The program opened with Luigi Boccherini’s Quintet in D, No. 4 G. 488 “Del Fandango” for guitar and strings. The composer is known for his galante-style music, largely influenced by Haydn, and yet bearing his unique imprint, especially in his writing for the cello (he was an accomplished cellist). A prolific composer of chamber music, Boccherini composed over a dozen guitar quintets; many, such as this one, reflect the influences of Spain, his adopted country. This light and graceful three-movement piece was given a beautiful interpretation. The first movement, Pastorale, was played in gossamer tones with graceful ornaments and elegant restraint. The second movement, Allegro Maestoso, was lusty and folksy with some intriguing harmonics in the cello part. The final movement, Grave assai; tempo di Fandango, was, as the title suggests, a strongly characterized fandango where, again, the cellist got to show off, executing several downward glissandi, all the same notes but each one a different “shade.”
The most unusual instrumental combination was heard in the Castelnuovo-Tedesco Fantasia for Guitar and Piano. To keep the balance in check, the piano lid was down and Giraud played generally with a light touch. The Fantasia suggested a free-form piece, and this one was in two sections — the first which opened to quiet chords in both instruments which gradually became more animated and included percussive effects with fingers and fingernails on the guitar. The second part opened with shimmering figures in the piano which gave way to a single melody, a set-up which didn’t suggest the intricate rhythmic passages (deftly executed) between the two instruments to come.

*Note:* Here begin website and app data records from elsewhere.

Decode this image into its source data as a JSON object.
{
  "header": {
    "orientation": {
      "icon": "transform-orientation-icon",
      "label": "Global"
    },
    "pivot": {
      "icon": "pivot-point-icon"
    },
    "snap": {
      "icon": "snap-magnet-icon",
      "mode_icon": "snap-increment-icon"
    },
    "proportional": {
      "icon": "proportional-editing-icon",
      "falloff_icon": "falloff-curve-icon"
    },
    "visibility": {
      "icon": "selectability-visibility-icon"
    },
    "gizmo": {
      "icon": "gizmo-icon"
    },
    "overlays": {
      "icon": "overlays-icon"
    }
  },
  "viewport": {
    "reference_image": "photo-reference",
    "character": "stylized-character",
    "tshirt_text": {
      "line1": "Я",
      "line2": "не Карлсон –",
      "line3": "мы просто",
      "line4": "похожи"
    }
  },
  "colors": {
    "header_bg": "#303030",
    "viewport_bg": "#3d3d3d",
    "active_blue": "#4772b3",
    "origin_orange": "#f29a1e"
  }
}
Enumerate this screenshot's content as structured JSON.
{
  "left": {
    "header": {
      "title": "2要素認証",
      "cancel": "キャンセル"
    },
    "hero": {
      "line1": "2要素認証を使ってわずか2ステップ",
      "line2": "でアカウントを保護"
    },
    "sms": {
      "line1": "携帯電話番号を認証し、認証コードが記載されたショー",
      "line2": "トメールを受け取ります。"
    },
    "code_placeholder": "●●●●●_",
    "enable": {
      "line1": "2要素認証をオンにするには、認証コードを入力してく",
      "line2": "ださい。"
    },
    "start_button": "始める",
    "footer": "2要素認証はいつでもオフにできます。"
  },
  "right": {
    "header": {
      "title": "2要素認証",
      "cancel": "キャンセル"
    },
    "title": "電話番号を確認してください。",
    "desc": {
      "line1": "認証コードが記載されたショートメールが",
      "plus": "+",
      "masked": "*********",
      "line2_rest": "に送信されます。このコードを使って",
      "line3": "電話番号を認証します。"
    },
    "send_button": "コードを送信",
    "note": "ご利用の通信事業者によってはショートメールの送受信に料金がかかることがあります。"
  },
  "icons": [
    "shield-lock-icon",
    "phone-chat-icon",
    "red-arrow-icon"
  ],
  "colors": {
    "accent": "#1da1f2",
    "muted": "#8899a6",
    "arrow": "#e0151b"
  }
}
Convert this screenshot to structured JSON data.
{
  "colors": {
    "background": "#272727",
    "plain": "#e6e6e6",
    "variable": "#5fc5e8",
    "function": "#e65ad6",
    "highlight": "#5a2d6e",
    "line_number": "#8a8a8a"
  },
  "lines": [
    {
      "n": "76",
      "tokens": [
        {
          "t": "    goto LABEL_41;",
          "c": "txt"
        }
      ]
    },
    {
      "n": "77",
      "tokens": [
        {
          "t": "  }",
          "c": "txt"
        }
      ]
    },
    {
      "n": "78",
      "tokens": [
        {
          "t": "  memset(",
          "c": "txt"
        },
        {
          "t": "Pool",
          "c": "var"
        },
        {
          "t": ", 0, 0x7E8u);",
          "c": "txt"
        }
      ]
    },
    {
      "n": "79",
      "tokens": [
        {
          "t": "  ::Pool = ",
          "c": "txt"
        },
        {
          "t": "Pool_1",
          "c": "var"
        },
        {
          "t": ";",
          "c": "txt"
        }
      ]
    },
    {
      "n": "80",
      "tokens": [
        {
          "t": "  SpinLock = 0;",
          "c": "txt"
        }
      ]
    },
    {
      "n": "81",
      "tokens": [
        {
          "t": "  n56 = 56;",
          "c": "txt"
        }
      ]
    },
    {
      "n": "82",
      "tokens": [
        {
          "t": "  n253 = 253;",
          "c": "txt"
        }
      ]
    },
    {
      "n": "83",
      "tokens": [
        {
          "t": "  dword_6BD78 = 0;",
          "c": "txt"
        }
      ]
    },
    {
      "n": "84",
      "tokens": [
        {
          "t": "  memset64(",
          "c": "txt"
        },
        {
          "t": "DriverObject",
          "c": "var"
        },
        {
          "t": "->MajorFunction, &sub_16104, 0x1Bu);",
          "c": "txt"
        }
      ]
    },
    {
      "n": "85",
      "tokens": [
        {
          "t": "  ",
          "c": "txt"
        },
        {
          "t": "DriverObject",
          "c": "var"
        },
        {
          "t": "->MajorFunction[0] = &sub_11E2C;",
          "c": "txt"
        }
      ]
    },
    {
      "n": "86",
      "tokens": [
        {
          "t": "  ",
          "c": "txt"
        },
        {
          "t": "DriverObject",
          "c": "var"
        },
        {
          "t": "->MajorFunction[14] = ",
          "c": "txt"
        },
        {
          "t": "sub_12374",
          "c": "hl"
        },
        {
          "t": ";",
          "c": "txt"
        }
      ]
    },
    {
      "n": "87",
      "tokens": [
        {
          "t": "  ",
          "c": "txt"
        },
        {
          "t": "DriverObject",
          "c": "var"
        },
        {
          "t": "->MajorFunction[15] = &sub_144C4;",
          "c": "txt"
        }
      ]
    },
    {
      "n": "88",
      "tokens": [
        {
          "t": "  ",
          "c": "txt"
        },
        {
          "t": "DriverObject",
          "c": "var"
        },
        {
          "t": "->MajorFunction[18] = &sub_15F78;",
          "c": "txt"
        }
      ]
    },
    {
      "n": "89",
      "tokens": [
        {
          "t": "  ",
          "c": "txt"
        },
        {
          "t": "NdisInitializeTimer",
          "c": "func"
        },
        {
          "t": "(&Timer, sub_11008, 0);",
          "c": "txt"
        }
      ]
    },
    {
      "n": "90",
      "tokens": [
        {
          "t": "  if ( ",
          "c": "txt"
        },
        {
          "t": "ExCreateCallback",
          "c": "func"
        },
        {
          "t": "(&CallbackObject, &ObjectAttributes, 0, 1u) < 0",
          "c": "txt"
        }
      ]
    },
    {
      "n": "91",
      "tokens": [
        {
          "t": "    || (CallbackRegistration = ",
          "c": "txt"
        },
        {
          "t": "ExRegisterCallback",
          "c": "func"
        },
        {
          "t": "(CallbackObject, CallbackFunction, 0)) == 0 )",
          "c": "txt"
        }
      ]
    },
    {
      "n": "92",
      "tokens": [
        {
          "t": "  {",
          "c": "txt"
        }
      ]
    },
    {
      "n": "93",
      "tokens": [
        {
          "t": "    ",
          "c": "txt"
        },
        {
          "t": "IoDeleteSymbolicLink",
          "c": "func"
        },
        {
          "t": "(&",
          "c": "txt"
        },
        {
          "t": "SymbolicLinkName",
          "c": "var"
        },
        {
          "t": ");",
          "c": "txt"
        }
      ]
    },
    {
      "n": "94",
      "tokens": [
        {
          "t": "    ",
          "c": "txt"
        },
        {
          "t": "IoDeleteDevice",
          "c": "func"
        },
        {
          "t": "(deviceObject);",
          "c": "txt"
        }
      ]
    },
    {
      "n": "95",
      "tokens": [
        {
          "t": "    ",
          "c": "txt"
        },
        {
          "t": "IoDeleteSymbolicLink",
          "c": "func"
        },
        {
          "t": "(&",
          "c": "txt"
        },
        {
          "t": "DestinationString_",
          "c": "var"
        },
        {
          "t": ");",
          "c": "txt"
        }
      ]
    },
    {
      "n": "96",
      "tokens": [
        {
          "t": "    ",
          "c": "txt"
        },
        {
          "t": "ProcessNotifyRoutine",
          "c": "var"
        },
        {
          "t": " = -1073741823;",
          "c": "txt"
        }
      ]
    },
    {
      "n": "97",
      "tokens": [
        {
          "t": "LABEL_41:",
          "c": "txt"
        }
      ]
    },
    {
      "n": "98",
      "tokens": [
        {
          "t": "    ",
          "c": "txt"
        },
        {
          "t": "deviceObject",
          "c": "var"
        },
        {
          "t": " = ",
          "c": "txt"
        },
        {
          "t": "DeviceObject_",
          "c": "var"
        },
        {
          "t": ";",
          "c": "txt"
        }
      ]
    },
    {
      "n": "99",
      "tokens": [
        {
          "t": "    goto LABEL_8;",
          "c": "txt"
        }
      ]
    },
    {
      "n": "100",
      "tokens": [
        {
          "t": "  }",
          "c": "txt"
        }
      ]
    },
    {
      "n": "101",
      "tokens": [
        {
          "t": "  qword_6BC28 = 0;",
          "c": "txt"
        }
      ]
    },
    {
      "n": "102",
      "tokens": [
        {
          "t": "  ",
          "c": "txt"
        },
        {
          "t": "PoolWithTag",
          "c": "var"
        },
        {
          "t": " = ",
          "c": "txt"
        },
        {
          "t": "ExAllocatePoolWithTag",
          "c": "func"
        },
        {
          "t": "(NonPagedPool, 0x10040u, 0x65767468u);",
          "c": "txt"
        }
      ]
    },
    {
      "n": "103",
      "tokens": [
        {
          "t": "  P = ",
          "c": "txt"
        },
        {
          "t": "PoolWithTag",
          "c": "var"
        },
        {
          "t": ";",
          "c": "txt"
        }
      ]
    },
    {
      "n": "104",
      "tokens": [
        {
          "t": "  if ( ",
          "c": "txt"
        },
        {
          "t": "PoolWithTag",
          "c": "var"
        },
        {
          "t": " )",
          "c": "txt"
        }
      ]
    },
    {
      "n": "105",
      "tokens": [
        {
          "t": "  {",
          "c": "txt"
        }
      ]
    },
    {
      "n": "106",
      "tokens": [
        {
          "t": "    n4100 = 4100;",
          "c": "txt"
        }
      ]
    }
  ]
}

Just before intermission Catemario performed two standards from the guitar repertoire, Preludes No. 1 and No. 2 by Heitor Villa-Lobos. Catemario has an interpretive flair, aided by his massive hands and incredible dexterity, making any technical demands seem so easy. As an encore he tossed off the showpiece “El Colibri” (The Hummingbird) by Julio S. Sagreras, surely the guitarist’s equivalent to “The Flight of the Bumblebee.”
The heavyweight of the afternoon comprised the rest of the program after intermission. For some reason Beethoven’s String Quartet No. 15 in A minor, Op. 132 was substituted for the Dvořák: String Quartet in G Major, Op. 106. The Beethoven Quartet of 1825 is massive — well over 40 minutes — and as one of his last works, highly experimental. Its five movements frame the third slow movement, the spiritual heart of the quartet. Entitled “Heiliger Dankgesang” in response to Beethoven’s deliverance from an illness, it contains prayerful music as well as rapturous outbursts, deeply emotional music with an unpredictable trajectory. The quartet’s handling of this movement alone was one of the high points of the afternoon. They are expert at plumbing the emotional depths of any music they play, and seem to emerge from the spell they cast as if from a long journey to a far-away place. Thanks for taking us along with you. The music you make is truly transformative and awe-inspiring.